To do — Without including any images, repeat the listing below exactly.

Given entries —
--------------------

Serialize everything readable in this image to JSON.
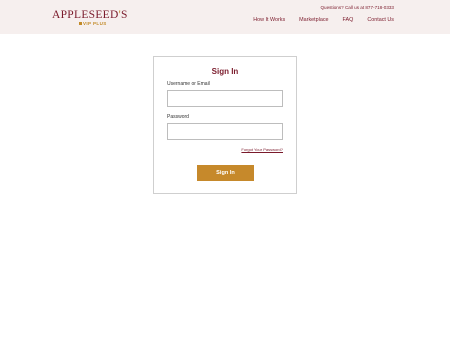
{
  "brand": {
    "name_part1": "APPLESEED",
    "name_apostrophe": "'",
    "name_part2": "S",
    "sub": "VIP PLUS"
  },
  "header": {
    "contact": "Questions? Call us at 877-718-0333",
    "nav": [
      "How It Works",
      "Marketplace",
      "FAQ",
      "Contact Us"
    ]
  },
  "form": {
    "title": "Sign In",
    "username_label": "Username or Email",
    "username_value": "",
    "password_label": "Password",
    "password_value": "",
    "forgot_link": "Forgot Your Password?",
    "submit_label": "Sign In"
  }
}
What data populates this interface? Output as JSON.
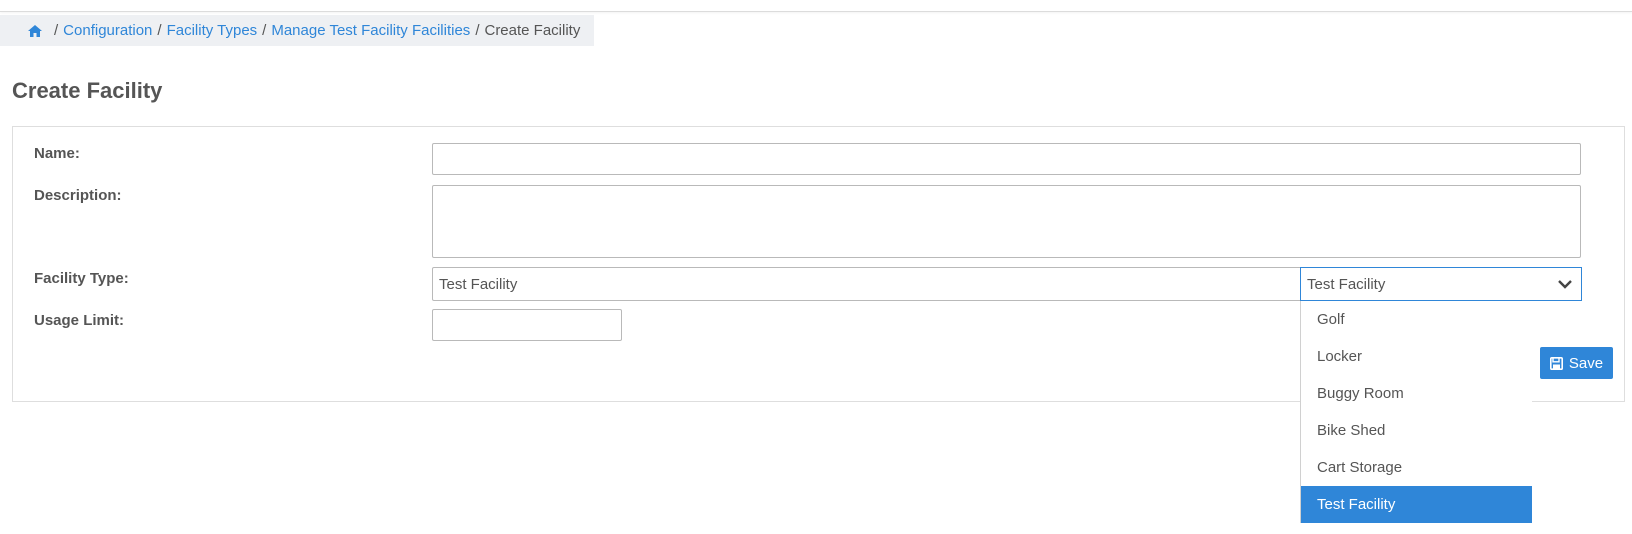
{
  "breadcrumb": {
    "home_icon": "home-icon",
    "items": [
      "Configuration",
      "Facility Types",
      "Manage Test Facility Facilities"
    ],
    "current": "Create Facility"
  },
  "page": {
    "title": "Create Facility"
  },
  "form": {
    "name_label": "Name:",
    "name_value": "",
    "description_label": "Description:",
    "description_value": "",
    "facility_type_label": "Facility Type:",
    "facility_type_value": "Test Facility",
    "facility_type_combo_value": "Test Facility",
    "facility_type_options": [
      "Golf",
      "Locker",
      "Buggy Room",
      "Bike Shed",
      "Cart Storage",
      "Test Facility"
    ],
    "facility_type_selected": "Test Facility",
    "usage_limit_label": "Usage Limit:",
    "usage_limit_value": "",
    "save_label": "Save",
    "save_icon": "floppy-disk-icon"
  },
  "colors": {
    "accent": "#2f86d8",
    "text": "#555555",
    "breadcrumb_bg": "#eef0f3"
  }
}
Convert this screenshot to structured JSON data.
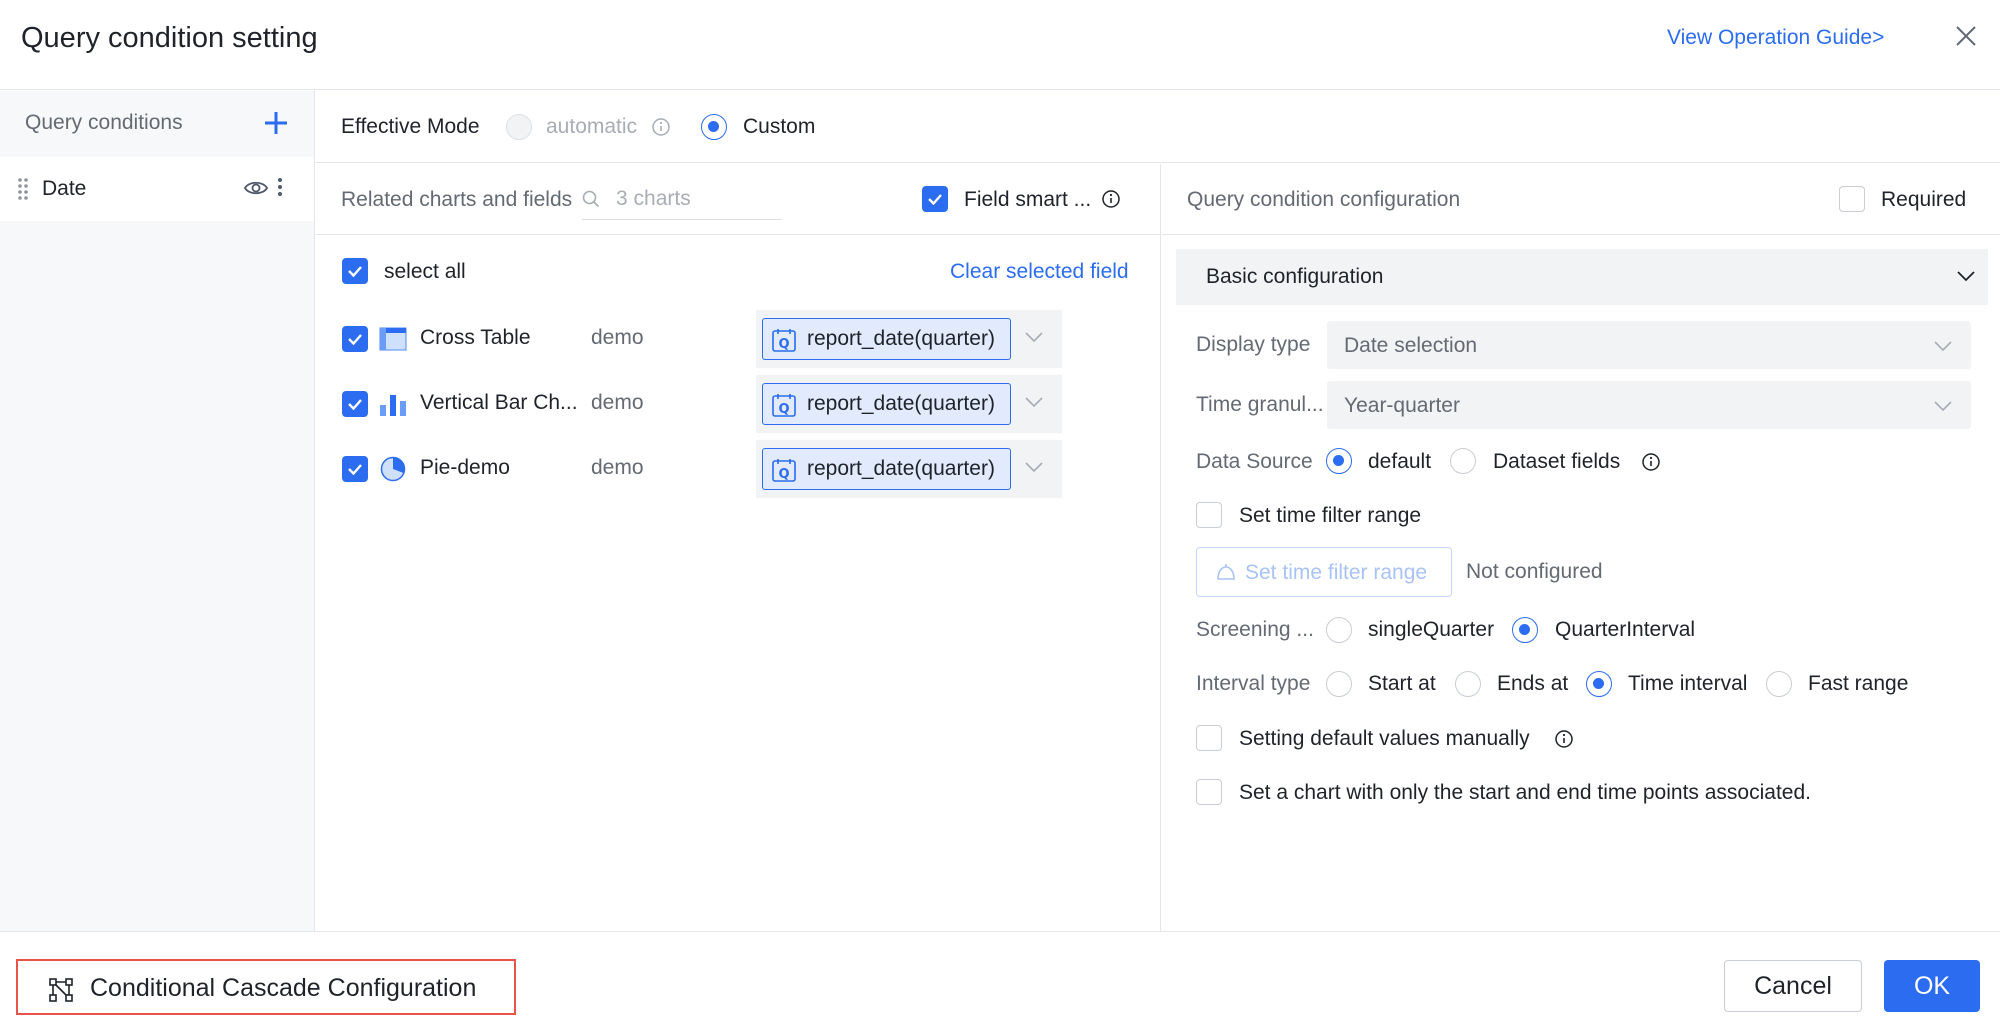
{
  "dialog": {
    "title": "Query condition setting",
    "guide_link": "View Operation Guide>"
  },
  "sidebar": {
    "heading": "Query conditions",
    "items": [
      {
        "label": "Date"
      }
    ]
  },
  "effective_mode": {
    "label": "Effective Mode",
    "options": [
      "automatic",
      "Custom"
    ],
    "selected": "Custom"
  },
  "related": {
    "label": "Related charts and fields",
    "search_placeholder": "3 charts",
    "smart_label": "Field smart ...",
    "smart_checked": true,
    "select_all_label": "select all",
    "clear_label": "Clear selected field",
    "charts": [
      {
        "name": "Cross Table",
        "dataset": "demo",
        "field": "report_date(quarter)",
        "icon": "cross-table-icon"
      },
      {
        "name": "Vertical Bar Ch...",
        "dataset": "demo",
        "field": "report_date(quarter)",
        "icon": "bar-chart-icon"
      },
      {
        "name": "Pie-demo",
        "dataset": "demo",
        "field": "report_date(quarter)",
        "icon": "pie-chart-icon"
      }
    ]
  },
  "config": {
    "heading": "Query condition configuration",
    "required_label": "Required",
    "section_title": "Basic configuration",
    "display_type": {
      "label": "Display type",
      "value": "Date selection"
    },
    "time_granularity": {
      "label": "Time granul...",
      "value": "Year-quarter"
    },
    "data_source": {
      "label": "Data Source",
      "options": [
        "default",
        "Dataset fields"
      ],
      "selected": "default"
    },
    "time_filter_checkbox": "Set time filter range",
    "time_filter_button": "Set time filter range",
    "time_filter_status": "Not configured",
    "screening": {
      "label": "Screening ...",
      "options": [
        "singleQuarter",
        "QuarterInterval"
      ],
      "selected": "QuarterInterval"
    },
    "interval_type": {
      "label": "Interval type",
      "options": [
        "Start at",
        "Ends at",
        "Time interval",
        "Fast range"
      ],
      "selected": "Time interval"
    },
    "default_values_label": "Setting default values manually",
    "start_end_label": "Set a chart with only the start and end time points associated."
  },
  "footer": {
    "cascade_label": "Conditional Cascade Configuration",
    "cancel_label": "Cancel",
    "ok_label": "OK"
  },
  "colors": {
    "accent": "#2b6cf0",
    "highlight_border": "#e8534a"
  }
}
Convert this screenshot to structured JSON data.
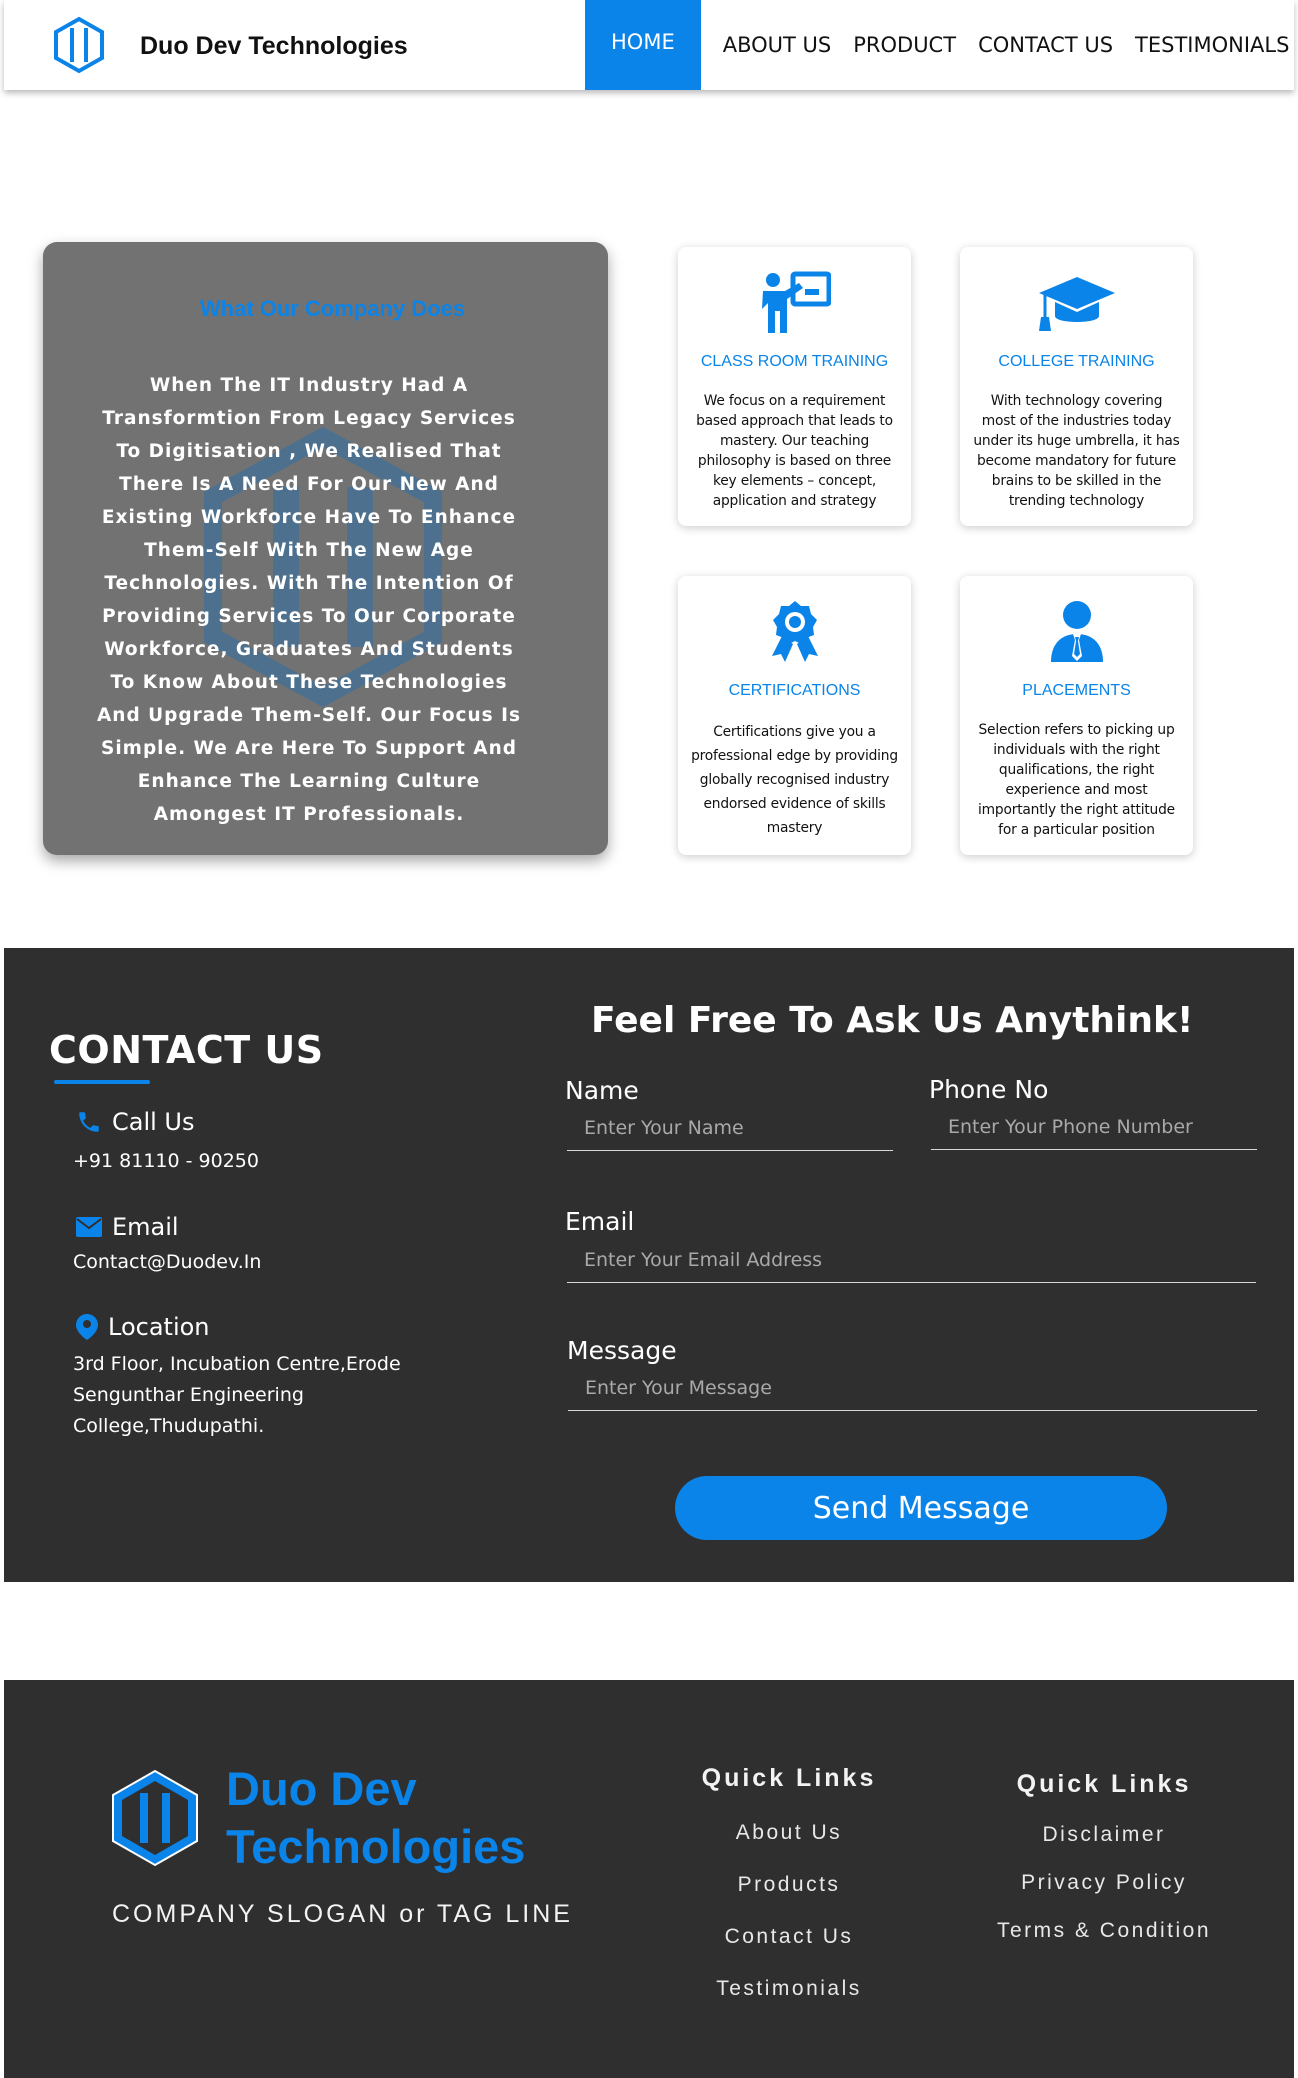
{
  "nav": {
    "brand": "Duo Dev Technologies",
    "items": [
      {
        "label": "HOME",
        "active": true
      },
      {
        "label": "ABOUT US",
        "active": false
      },
      {
        "label": "PRODUCT",
        "active": false
      },
      {
        "label": "CONTACT US",
        "active": false
      },
      {
        "label": "TESTIMONIALS",
        "active": false
      }
    ]
  },
  "about": {
    "title": "What Our Company Does",
    "body": "When The IT Industry Had A Transformtion From Legacy Services To Digitisation , We Realised That There Is A Need For Our New And Existing Workforce Have To Enhance Them-Self With The New Age Technologies. With The Intention Of Providing Services To Our Corporate Workforce, Graduates And Students To Know About These Technologies And Upgrade Them-Self. Our Focus Is Simple. We Are Here To Support And Enhance The Learning Culture Amongest IT Professionals."
  },
  "services": [
    {
      "title": "CLASS ROOM TRAINING",
      "icon": "teacher-board-icon",
      "text": "We focus on a requirement based approach that leads to mastery. Our teaching philosophy is based on three key elements – concept, application and strategy"
    },
    {
      "title": "COLLEGE TRAINING",
      "icon": "graduation-cap-icon",
      "text": "With technology covering most of the industries today under its huge umbrella, it has become mandatory for future brains to be skilled in the trending technology"
    },
    {
      "title": "CERTIFICATIONS",
      "icon": "award-ribbon-icon",
      "text": "Certifications give you a professional edge by providing globally recognised industry endorsed evidence of skills mastery"
    },
    {
      "title": "PLACEMENTS",
      "icon": "user-tie-icon",
      "text": "Selection refers to picking up individuals with the right qualifications, the right experience and most importantly the right attitude for a particular position"
    }
  ],
  "contact": {
    "heading": "CONTACT US",
    "call_label": "Call Us",
    "call_value": "+91 81110 - 90250",
    "email_label": "Email",
    "email_value": "Contact@Duodev.In",
    "location_label": "Location",
    "location_value": "3rd Floor, Incubation Centre,Erode Sengunthar Engineering College,Thudupathi.",
    "form_title": "Feel Free To Ask Us Anythink!",
    "name_label": "Name",
    "name_placeholder": "Enter Your Name",
    "phone_label": "Phone No",
    "phone_placeholder": "Enter Your Phone Number",
    "email_field_label": "Email",
    "email_placeholder": "Enter Your Email Address",
    "message_label": "Message",
    "message_placeholder": "Enter Your Message",
    "send_label": "Send Message"
  },
  "footer": {
    "brand_line1": "Duo Dev",
    "brand_line2": "Technologies",
    "slogan": "COMPANY SLOGAN or TAG LINE",
    "quick_links_1": {
      "title": "Quick Links",
      "links": [
        "About Us",
        "Products",
        "Contact Us",
        "Testimonials"
      ]
    },
    "quick_links_2": {
      "title": "Quick Links",
      "links": [
        "Disclaimer",
        "Privacy Policy",
        "Terms & Condition"
      ]
    }
  },
  "colors": {
    "accent": "#0a84e8",
    "dark_bg": "#2f2f2f",
    "panel_gray": "#727272"
  }
}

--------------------

Answer area —
Serialize everything readable in this image to JSON.
{
  "brand": {
    "name_part1": "APPLESEED",
    "name_apostrophe": "'",
    "name_part2": "S",
    "sub": "VIP PLUS"
  },
  "header": {
    "contact": "Questions? Call us at 877-718-0333",
    "nav": [
      "How It Works",
      "Marketplace",
      "FAQ",
      "Contact Us"
    ]
  },
  "form": {
    "title": "Sign In",
    "username_label": "Username or Email",
    "username_value": "",
    "password_label": "Password",
    "password_value": "",
    "forgot_link": "Forgot Your Password?",
    "submit_label": "Sign In"
  }
}
What data populates this interface? Output as JSON.
{
  "breadcrumb": {
    "home_icon": "home-icon",
    "items": [
      "Configuration",
      "Facility Types",
      "Manage Test Facility Facilities"
    ],
    "current": "Create Facility"
  },
  "page": {
    "title": "Create Facility"
  },
  "form": {
    "name_label": "Name:",
    "name_value": "",
    "description_label": "Description:",
    "description_value": "",
    "facility_type_label": "Facility Type:",
    "facility_type_value": "Test Facility",
    "facility_type_combo_value": "Test Facility",
    "facility_type_options": [
      "Golf",
      "Locker",
      "Buggy Room",
      "Bike Shed",
      "Cart Storage",
      "Test Facility"
    ],
    "facility_type_selected": "Test Facility",
    "usage_limit_label": "Usage Limit:",
    "usage_limit_value": "",
    "save_label": "Save",
    "save_icon": "floppy-disk-icon"
  },
  "colors": {
    "accent": "#2f86d8",
    "text": "#555555",
    "breadcrumb_bg": "#eef0f3"
  }
}
Convert this screenshot to structured JSON data.
{
  "dialog": {
    "title": "Query condition setting",
    "guide_link": "View Operation Guide>"
  },
  "sidebar": {
    "heading": "Query conditions",
    "items": [
      {
        "label": "Date"
      }
    ]
  },
  "effective_mode": {
    "label": "Effective Mode",
    "options": [
      "automatic",
      "Custom"
    ],
    "selected": "Custom"
  },
  "related": {
    "label": "Related charts and fields",
    "search_placeholder": "3 charts",
    "smart_label": "Field smart ...",
    "smart_checked": true,
    "select_all_label": "select all",
    "clear_label": "Clear selected field",
    "charts": [
      {
        "name": "Cross Table",
        "dataset": "demo",
        "field": "report_date(quarter)",
        "icon": "cross-table-icon"
      },
      {
        "name": "Vertical Bar Ch...",
        "dataset": "demo",
        "field": "report_date(quarter)",
        "icon": "bar-chart-icon"
      },
      {
        "name": "Pie-demo",
        "dataset": "demo",
        "field": "report_date(quarter)",
        "icon": "pie-chart-icon"
      }
    ]
  },
  "config": {
    "heading": "Query condition configuration",
    "required_label": "Required",
    "section_title": "Basic configuration",
    "display_type": {
      "label": "Display type",
      "value": "Date selection"
    },
    "time_granularity": {
      "label": "Time granul...",
      "value": "Year-quarter"
    },
    "data_source": {
      "label": "Data Source",
      "options": [
        "default",
        "Dataset fields"
      ],
      "selected": "default"
    },
    "time_filter_checkbox": "Set time filter range",
    "time_filter_button": "Set time filter range",
    "time_filter_status": "Not configured",
    "screening": {
      "label": "Screening ...",
      "options": [
        "singleQuarter",
        "QuarterInterval"
      ],
      "selected": "QuarterInterval"
    },
    "interval_type": {
      "label": "Interval type",
      "options": [
        "Start at",
        "Ends at",
        "Time interval",
        "Fast range"
      ],
      "selected": "Time interval"
    },
    "default_values_label": "Setting default values manually",
    "start_end_label": "Set a chart with only the start and end time points associated."
  },
  "footer": {
    "cascade_label": "Conditional Cascade Configuration",
    "cancel_label": "Cancel",
    "ok_label": "OK"
  },
  "colors": {
    "accent": "#2b6cf0",
    "highlight_border": "#e8534a"
  }
}
Convert this screenshot to structured JSON data.
{
  "nav": {
    "brand": "Duo Dev Technologies",
    "items": [
      {
        "label": "HOME",
        "active": true
      },
      {
        "label": "ABOUT US",
        "active": false
      },
      {
        "label": "PRODUCT",
        "active": false
      },
      {
        "label": "CONTACT US",
        "active": false
      },
      {
        "label": "TESTIMONIALS",
        "active": false
      }
    ]
  },
  "about": {
    "title": "What Our Company Does",
    "body": "When The IT Industry Had A Transformtion From Legacy Services To Digitisation , We Realised That There Is A Need For Our New And Existing Workforce Have To Enhance Them-Self With The New Age Technologies. With The Intention Of Providing Services To Our Corporate Workforce, Graduates And Students To Know About These Technologies And Upgrade Them-Self. Our Focus Is Simple. We Are Here To Support And Enhance The Learning Culture Amongest IT Professionals."
  },
  "services": [
    {
      "title": "CLASS ROOM TRAINING",
      "icon": "teacher-board-icon",
      "text": "We focus on a requirement based approach that leads to mastery. Our teaching philosophy is based on three key elements – concept, application and strategy"
    },
    {
      "title": "COLLEGE TRAINING",
      "icon": "graduation-cap-icon",
      "text": "With technology covering most of the industries today under its huge umbrella, it has become mandatory for future brains to be skilled in the trending technology"
    },
    {
      "title": "CERTIFICATIONS",
      "icon": "award-ribbon-icon",
      "text": "Certifications give you a professional edge by providing globally recognised industry endorsed evidence of skills mastery"
    },
    {
      "title": "PLACEMENTS",
      "icon": "user-tie-icon",
      "text": "Selection refers to picking up individuals with the right qualifications, the right experience and most importantly the right attitude for a particular position"
    }
  ],
  "contact": {
    "heading": "CONTACT US",
    "call_label": "Call Us",
    "call_value": "+91 81110 - 90250",
    "email_label": "Email",
    "email_value": "Contact@Duodev.In",
    "location_label": "Location",
    "location_value": "3rd Floor, Incubation Centre,Erode Sengunthar Engineering College,Thudupathi.",
    "form_title": "Feel Free To Ask Us Anythink!",
    "name_label": "Name",
    "name_placeholder": "Enter Your Name",
    "phone_label": "Phone No",
    "phone_placeholder": "Enter Your Phone Number",
    "email_field_label": "Email",
    "email_placeholder": "Enter Your Email Address",
    "message_label": "Message",
    "message_placeholder": "Enter Your Message",
    "send_label": "Send Message"
  },
  "footer": {
    "brand_line1": "Duo Dev",
    "brand_line2": "Technologies",
    "slogan": "COMPANY SLOGAN or TAG LINE",
    "quick_links_1": {
      "title": "Quick Links",
      "links": [
        "About Us",
        "Products",
        "Contact Us",
        "Testimonials"
      ]
    },
    "quick_links_2": {
      "title": "Quick Links",
      "links": [
        "Disclaimer",
        "Privacy Policy",
        "Terms & Condition"
      ]
    }
  },
  "colors": {
    "accent": "#0a84e8",
    "dark_bg": "#2f2f2f",
    "panel_gray": "#727272"
  }
}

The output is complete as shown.